What the task asks:
In your copy, include no images, and write out every entry below exactly as it stands.

Records for the exercise:
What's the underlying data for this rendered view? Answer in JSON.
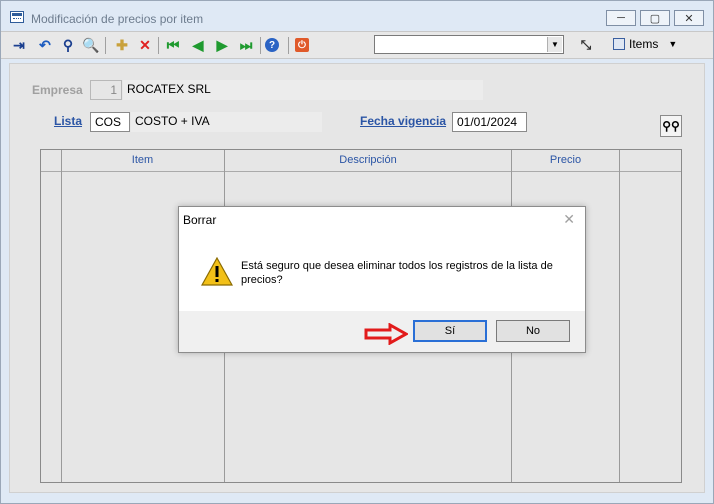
{
  "window": {
    "title": "Modificación de precios por item"
  },
  "window_controls": {
    "minimize": "─",
    "maximize": "▢",
    "close": "✕"
  },
  "toolbar": {
    "items_label": "Items",
    "items_arrow": "▼",
    "combo_value": "",
    "buttons": [
      {
        "name": "exit-icon",
        "glyph": "⇥",
        "color": "#1b3f8f"
      },
      {
        "name": "undo-icon",
        "glyph": "↶",
        "color": "#1b5bbf"
      },
      {
        "name": "find-icon",
        "glyph": "⚲",
        "color": "#1b3f8f"
      },
      {
        "name": "zoom-icon",
        "glyph": "🔍",
        "color": "#3a6ec0"
      },
      {
        "name": "new-icon",
        "glyph": "✚",
        "color": "#c9a13b"
      },
      {
        "name": "delete-icon",
        "glyph": "✕",
        "color": "#e02020"
      },
      {
        "name": "first-icon",
        "glyph": "⏮",
        "color": "#1f9a2f"
      },
      {
        "name": "prev-icon",
        "glyph": "◀",
        "color": "#1f9a2f"
      },
      {
        "name": "next-icon",
        "glyph": "▶",
        "color": "#1f9a2f"
      },
      {
        "name": "last-icon",
        "glyph": "⏭",
        "color": "#1f9a2f"
      },
      {
        "name": "help-icon",
        "glyph": "?",
        "color": "#ffffff"
      },
      {
        "name": "power-icon",
        "glyph": "⏻",
        "color": "#ffffff"
      }
    ]
  },
  "form": {
    "empresa_label": "Empresa",
    "empresa_code": "1",
    "empresa_name": "ROCATEX SRL",
    "lista_label": "Lista",
    "lista_code": "COS",
    "lista_name": "COSTO + IVA",
    "fecha_label": "Fecha vigencia",
    "fecha_value": "01/01/2024"
  },
  "grid": {
    "columns": [
      "Item",
      "Descripción",
      "Precio"
    ]
  },
  "dialog": {
    "title": "Borrar",
    "close": "✕",
    "message": "Está seguro que desea eliminar todos los registros de la lista de precios?",
    "yes_label": "Sí",
    "no_label": "No"
  },
  "colors": {
    "accent_label": "#2b55a5",
    "disabled_label": "#a0a0a0",
    "warning": "#f2c018",
    "annotation_arrow": "#e21b1b"
  }
}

Exercise output:
What's the underlying data for this rendered view? Answer in JSON.
{
  "window": {
    "title": "Modificación de precios por item"
  },
  "window_controls": {
    "minimize": "─",
    "maximize": "▢",
    "close": "✕"
  },
  "toolbar": {
    "items_label": "Items",
    "items_arrow": "▼",
    "combo_value": "",
    "buttons": [
      {
        "name": "exit-icon",
        "glyph": "⇥",
        "color": "#1b3f8f"
      },
      {
        "name": "undo-icon",
        "glyph": "↶",
        "color": "#1b5bbf"
      },
      {
        "name": "find-icon",
        "glyph": "⚲",
        "color": "#1b3f8f"
      },
      {
        "name": "zoom-icon",
        "glyph": "🔍",
        "color": "#3a6ec0"
      },
      {
        "name": "new-icon",
        "glyph": "✚",
        "color": "#c9a13b"
      },
      {
        "name": "delete-icon",
        "glyph": "✕",
        "color": "#e02020"
      },
      {
        "name": "first-icon",
        "glyph": "⏮",
        "color": "#1f9a2f"
      },
      {
        "name": "prev-icon",
        "glyph": "◀",
        "color": "#1f9a2f"
      },
      {
        "name": "next-icon",
        "glyph": "▶",
        "color": "#1f9a2f"
      },
      {
        "name": "last-icon",
        "glyph": "⏭",
        "color": "#1f9a2f"
      },
      {
        "name": "help-icon",
        "glyph": "?",
        "color": "#ffffff"
      },
      {
        "name": "power-icon",
        "glyph": "⏻",
        "color": "#ffffff"
      }
    ]
  },
  "form": {
    "empresa_label": "Empresa",
    "empresa_code": "1",
    "empresa_name": "ROCATEX SRL",
    "lista_label": "Lista",
    "lista_code": "COS",
    "lista_name": "COSTO + IVA",
    "fecha_label": "Fecha vigencia",
    "fecha_value": "01/01/2024"
  },
  "grid": {
    "columns": [
      "Item",
      "Descripción",
      "Precio"
    ]
  },
  "dialog": {
    "title": "Borrar",
    "close": "✕",
    "message": "Está seguro que desea eliminar todos los registros de la lista de precios?",
    "yes_label": "Sí",
    "no_label": "No"
  },
  "colors": {
    "accent_label": "#2b55a5",
    "disabled_label": "#a0a0a0",
    "warning": "#f2c018",
    "annotation_arrow": "#e21b1b"
  }
}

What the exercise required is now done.